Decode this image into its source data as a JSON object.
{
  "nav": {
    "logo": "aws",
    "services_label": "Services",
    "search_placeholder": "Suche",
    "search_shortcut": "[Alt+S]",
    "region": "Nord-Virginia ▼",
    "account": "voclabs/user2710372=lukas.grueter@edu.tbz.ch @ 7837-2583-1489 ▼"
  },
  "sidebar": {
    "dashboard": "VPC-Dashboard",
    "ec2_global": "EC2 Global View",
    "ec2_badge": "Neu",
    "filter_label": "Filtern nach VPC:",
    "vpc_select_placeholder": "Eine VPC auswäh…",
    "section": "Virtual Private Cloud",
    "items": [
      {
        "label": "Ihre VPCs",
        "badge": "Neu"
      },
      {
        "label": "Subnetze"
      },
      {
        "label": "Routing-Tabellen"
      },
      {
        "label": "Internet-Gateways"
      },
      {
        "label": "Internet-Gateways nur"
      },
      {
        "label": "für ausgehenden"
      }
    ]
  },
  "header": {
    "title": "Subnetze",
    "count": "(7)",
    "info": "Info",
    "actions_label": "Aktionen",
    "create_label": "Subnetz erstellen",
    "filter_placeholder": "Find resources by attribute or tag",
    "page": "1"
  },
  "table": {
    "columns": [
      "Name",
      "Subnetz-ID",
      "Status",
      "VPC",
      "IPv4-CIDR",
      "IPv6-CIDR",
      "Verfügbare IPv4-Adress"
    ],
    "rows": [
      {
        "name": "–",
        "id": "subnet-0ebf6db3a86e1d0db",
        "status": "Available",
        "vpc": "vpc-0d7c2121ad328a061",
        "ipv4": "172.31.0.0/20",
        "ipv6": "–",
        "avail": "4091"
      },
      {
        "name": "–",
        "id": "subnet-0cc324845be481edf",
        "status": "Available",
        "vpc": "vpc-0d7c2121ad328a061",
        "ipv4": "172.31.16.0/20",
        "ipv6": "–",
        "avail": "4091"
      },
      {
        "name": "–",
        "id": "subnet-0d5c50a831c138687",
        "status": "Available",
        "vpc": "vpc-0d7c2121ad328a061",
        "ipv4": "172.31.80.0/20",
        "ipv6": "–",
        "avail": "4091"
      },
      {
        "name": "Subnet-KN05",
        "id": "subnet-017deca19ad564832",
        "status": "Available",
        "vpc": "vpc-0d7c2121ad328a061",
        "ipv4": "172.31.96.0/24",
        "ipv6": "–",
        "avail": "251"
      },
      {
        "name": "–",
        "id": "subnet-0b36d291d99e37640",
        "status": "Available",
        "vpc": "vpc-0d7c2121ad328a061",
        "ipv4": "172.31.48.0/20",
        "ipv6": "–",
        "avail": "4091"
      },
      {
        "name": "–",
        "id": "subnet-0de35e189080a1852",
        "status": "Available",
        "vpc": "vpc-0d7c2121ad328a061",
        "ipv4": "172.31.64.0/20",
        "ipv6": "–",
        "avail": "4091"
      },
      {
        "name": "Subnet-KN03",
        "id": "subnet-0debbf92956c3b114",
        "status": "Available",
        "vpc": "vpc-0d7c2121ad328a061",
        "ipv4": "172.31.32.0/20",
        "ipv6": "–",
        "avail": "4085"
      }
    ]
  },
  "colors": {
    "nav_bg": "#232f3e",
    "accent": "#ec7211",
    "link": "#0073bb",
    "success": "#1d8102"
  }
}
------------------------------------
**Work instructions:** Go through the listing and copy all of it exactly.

**Solution to this exercise:**
Decode this image into its source data as a JSON object.
{
  "nav": {
    "logo": "aws",
    "services_label": "Services",
    "search_placeholder": "Suche",
    "search_shortcut": "[Alt+S]",
    "region": "Nord-Virginia ▼",
    "account": "voclabs/user2710372=lukas.grueter@edu.tbz.ch @ 7837-2583-1489 ▼"
  },
  "sidebar": {
    "dashboard": "VPC-Dashboard",
    "ec2_global": "EC2 Global View",
    "ec2_badge": "Neu",
    "filter_label": "Filtern nach VPC:",
    "vpc_select_placeholder": "Eine VPC auswäh…",
    "section": "Virtual Private Cloud",
    "items": [
      {
        "label": "Ihre VPCs",
        "badge": "Neu"
      },
      {
        "label": "Subnetze"
      },
      {
        "label": "Routing-Tabellen"
      },
      {
        "label": "Internet-Gateways"
      },
      {
        "label": "Internet-Gateways nur"
      },
      {
        "label": "für ausgehenden"
      }
    ]
  },
  "header": {
    "title": "Subnetze",
    "count": "(7)",
    "info": "Info",
    "actions_label": "Aktionen",
    "create_label": "Subnetz erstellen",
    "filter_placeholder": "Find resources by attribute or tag",
    "page": "1"
  },
  "table": {
    "columns": [
      "Name",
      "Subnetz-ID",
      "Status",
      "VPC",
      "IPv4-CIDR",
      "IPv6-CIDR",
      "Verfügbare IPv4-Adress"
    ],
    "rows": [
      {
        "name": "–",
        "id": "subnet-0ebf6db3a86e1d0db",
        "status": "Available",
        "vpc": "vpc-0d7c2121ad328a061",
        "ipv4": "172.31.0.0/20",
        "ipv6": "–",
        "avail": "4091"
      },
      {
        "name": "–",
        "id": "subnet-0cc324845be481edf",
        "status": "Available",
        "vpc": "vpc-0d7c2121ad328a061",
        "ipv4": "172.31.16.0/20",
        "ipv6": "–",
        "avail": "4091"
      },
      {
        "name": "–",
        "id": "subnet-0d5c50a831c138687",
        "status": "Available",
        "vpc": "vpc-0d7c2121ad328a061",
        "ipv4": "172.31.80.0/20",
        "ipv6": "–",
        "avail": "4091"
      },
      {
        "name": "Subnet-KN05",
        "id": "subnet-017deca19ad564832",
        "status": "Available",
        "vpc": "vpc-0d7c2121ad328a061",
        "ipv4": "172.31.96.0/24",
        "ipv6": "–",
        "avail": "251"
      },
      {
        "name": "–",
        "id": "subnet-0b36d291d99e37640",
        "status": "Available",
        "vpc": "vpc-0d7c2121ad328a061",
        "ipv4": "172.31.48.0/20",
        "ipv6": "–",
        "avail": "4091"
      },
      {
        "name": "–",
        "id": "subnet-0de35e189080a1852",
        "status": "Available",
        "vpc": "vpc-0d7c2121ad328a061",
        "ipv4": "172.31.64.0/20",
        "ipv6": "–",
        "avail": "4091"
      },
      {
        "name": "Subnet-KN03",
        "id": "subnet-0debbf92956c3b114",
        "status": "Available",
        "vpc": "vpc-0d7c2121ad328a061",
        "ipv4": "172.31.32.0/20",
        "ipv6": "–",
        "avail": "4085"
      }
    ]
  },
  "colors": {
    "nav_bg": "#232f3e",
    "accent": "#ec7211",
    "link": "#0073bb",
    "success": "#1d8102"
  }
}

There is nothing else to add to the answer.